Patricia Crone agrees, noting that early traditionalists were still developing the practice of detailing chains of narration (isnads) of their hadith that by later standards were sketchy/deficient, even though these early scholars were closer to the historical material. Later hadith possessed seemingly impeccable isnad, but were more likely to be fabricated. She argues it is not possible to narrow down a “core” of authentic hadith because we do not know when the fabrication of them started.

Bukhari [d.870] is said to have examined a total of 600,000 traditions attributed to the Prophet; he preserved some 7000 (including repetitions), or in other words dismissed some 593,000 as inauthentic. If Ibn Hanbal [d.855] examined a similar number of traditions, he must have rejected about 570,000, his collection containing some 30,000 (again including repetitions). Of Ibn Hanbal’s traditions 1,710 (including repetitions) are transmitted by the companion Ibn Abbas [d.687]. Yet less than fifty years earlier one scholar had estimated that Ibn Abbas had only heard nine traditions from the Prophet, while another thought that the correct figure might be ten. If Ibn Abbas had heard ten traditions from the Prophet in the years around 800, but over a thousand by about 850 CE, how many had he heard in 700 or 632? Even if we accept that ten of Ibn Abbas’ traditions are authentic, how do we identify them in the pool of 1,710? It is in this context that some scholars argue that the hadith have to be understood in the light of the historical accounts and contexts, not in an ahistorical and acontextual manner.  

Joseph Schacht states that the “whole technical criticism of traditions … is mainly based on criticism of isnads”, which he (and others) believe to be ineffective in eliminating fraudulent hadith. as they were subject to “growth, back-formation, and lateral spread” over decades.

Isnad and not Matn

If critics found fault with the traditionists examination of isnads, they were even less complementary of their evaluation (or failure to) of matn — i.e. the substance of the hadith, what the Prophet did/said/approved of.

Critics argue that a serious weakness of the study of hadith by classical Muslim scholars was that the gist/matn of the hadith could not be examined for “making sense, being logical”, as the matn were considered “the substance of divine revelation and therefore not susceptible of any form of legal or historical criticism”. N.L. Coulson “points out that, although the Muslim scholars were aware of the possibility of Hadith forgeries, their test for authenticity was confined to a careful examination of the chain of transmitters who narrated the report. ‘Provided the chain was uninterrupted and its individual links deemed trustworthy persons, the Hadith was accepted as binding law. There could, by the terms of the religious faith itself, be no questioning of the content of the report: for this was the substance of divine revelation and therefore not susceptible of any form of legal or historical criticism.

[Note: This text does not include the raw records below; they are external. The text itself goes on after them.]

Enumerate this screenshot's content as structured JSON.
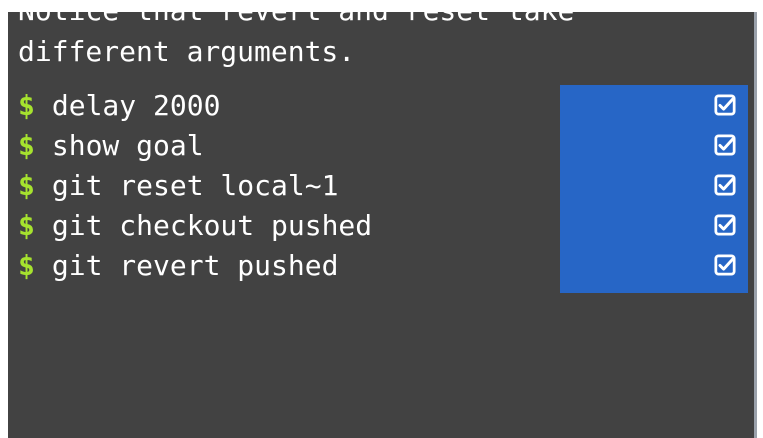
{
  "terminal": {
    "partial_line": "Notice that revert and reset take",
    "wrap_line": "different arguments.",
    "prompt_symbol": "$",
    "commands": [
      {
        "text": "delay 2000"
      },
      {
        "text": "show goal"
      },
      {
        "text": "git reset local~1"
      },
      {
        "text": "git checkout pushed"
      },
      {
        "text": "git revert pushed"
      }
    ],
    "status_icon": "checkbox-checked-icon",
    "colors": {
      "background": "#424242",
      "prompt": "#a6e22e",
      "status_panel": "#2766c6",
      "text": "#ffffff"
    }
  }
}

Schacht quotes Shafi’i asserting that hadith from the Prophet have to be accepted without questioning and reasoning: `If a tradition is authenticated as coming from the Prophet, we have to resign ourselves to it, and your talk and the talk of others about why and how, is a mistake …”

Goldziher also casts aspersions on isnads, saying, “judgement of the value of the contents depends on the judgement of the correctness of the isnad. … Muslim critics have no feeling for even the crudest anachronisms provide that the isnad is correct … Traditions are only investigated in respect of their outward form”.

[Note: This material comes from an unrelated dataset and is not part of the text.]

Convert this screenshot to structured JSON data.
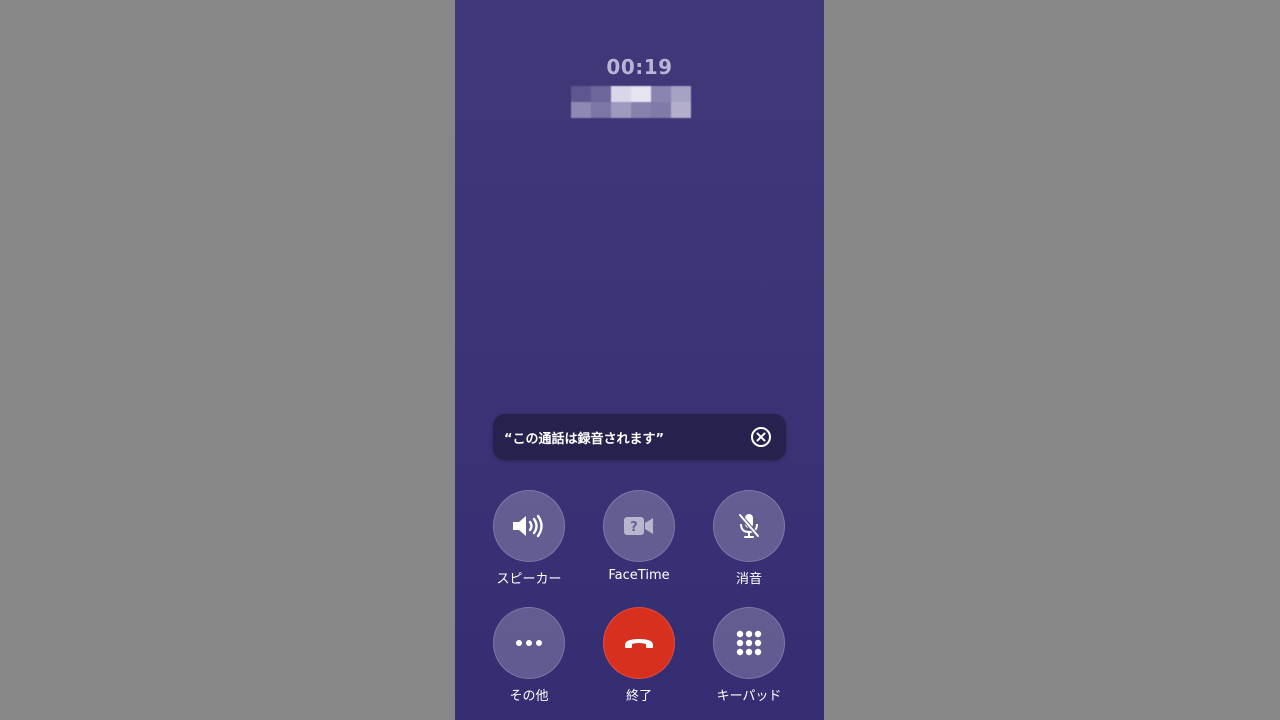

European and non-Muslim scholars deemed this traditional type of critique inadequate. The Hadith was to be tested by its content and by the place its terms occupied in the development of legal though and institutions …'”

Another criticism of isnads was of the efficacy of the traditional Hadith studies field known as biographical evaluations (ʿilm al-rijāl) — evaluating the moral and mental capacity of transmitters/narrators. John Wansbrough argues that the isnads should not be accepted, because of their “internal contradiction, anonymity, and arbitrary nature”: specifically the lack of any information about many of the transmitters of the hadith other than found in these biographical evaluations, thus putting into question whether they are “pseudohistorical projections”, i.e. names made up by later transmitters.